> TASK DETAILS
Pull every line that holds the word "true" from the entries.

(Beginning of DATASET RECORDS)

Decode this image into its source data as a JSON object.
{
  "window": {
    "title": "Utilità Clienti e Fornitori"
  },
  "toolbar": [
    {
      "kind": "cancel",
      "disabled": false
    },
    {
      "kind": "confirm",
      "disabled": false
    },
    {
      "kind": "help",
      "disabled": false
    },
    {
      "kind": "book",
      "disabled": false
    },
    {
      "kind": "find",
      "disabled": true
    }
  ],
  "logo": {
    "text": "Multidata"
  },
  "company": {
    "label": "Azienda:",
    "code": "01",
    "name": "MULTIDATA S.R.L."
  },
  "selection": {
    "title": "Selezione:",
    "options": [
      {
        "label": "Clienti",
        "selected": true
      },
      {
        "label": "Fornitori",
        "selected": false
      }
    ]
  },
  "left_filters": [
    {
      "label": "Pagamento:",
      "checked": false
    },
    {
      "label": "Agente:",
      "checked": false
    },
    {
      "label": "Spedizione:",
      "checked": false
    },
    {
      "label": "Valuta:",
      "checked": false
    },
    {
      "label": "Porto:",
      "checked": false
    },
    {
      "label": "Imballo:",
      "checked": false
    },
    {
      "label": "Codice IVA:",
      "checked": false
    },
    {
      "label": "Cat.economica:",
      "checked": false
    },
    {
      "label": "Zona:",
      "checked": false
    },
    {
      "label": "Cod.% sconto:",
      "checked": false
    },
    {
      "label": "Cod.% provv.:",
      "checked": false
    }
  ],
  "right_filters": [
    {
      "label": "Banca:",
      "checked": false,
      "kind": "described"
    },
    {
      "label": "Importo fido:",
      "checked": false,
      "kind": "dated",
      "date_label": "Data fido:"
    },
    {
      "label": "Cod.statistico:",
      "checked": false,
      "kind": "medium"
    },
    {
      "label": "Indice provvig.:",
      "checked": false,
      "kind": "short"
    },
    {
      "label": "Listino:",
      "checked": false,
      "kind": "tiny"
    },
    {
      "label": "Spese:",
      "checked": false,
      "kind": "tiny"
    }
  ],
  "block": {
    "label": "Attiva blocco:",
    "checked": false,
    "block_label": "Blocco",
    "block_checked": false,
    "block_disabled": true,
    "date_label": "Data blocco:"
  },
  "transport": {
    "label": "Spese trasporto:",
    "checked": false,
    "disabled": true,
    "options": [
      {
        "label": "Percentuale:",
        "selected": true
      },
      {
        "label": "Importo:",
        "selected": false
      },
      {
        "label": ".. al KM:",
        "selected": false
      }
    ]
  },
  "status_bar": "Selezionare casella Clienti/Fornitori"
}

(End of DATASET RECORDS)

> OUTPUT OF THE TASK
      "disabled": true
        "selected": true
    "block_disabled": true,
    "disabled": true,
        "selected": true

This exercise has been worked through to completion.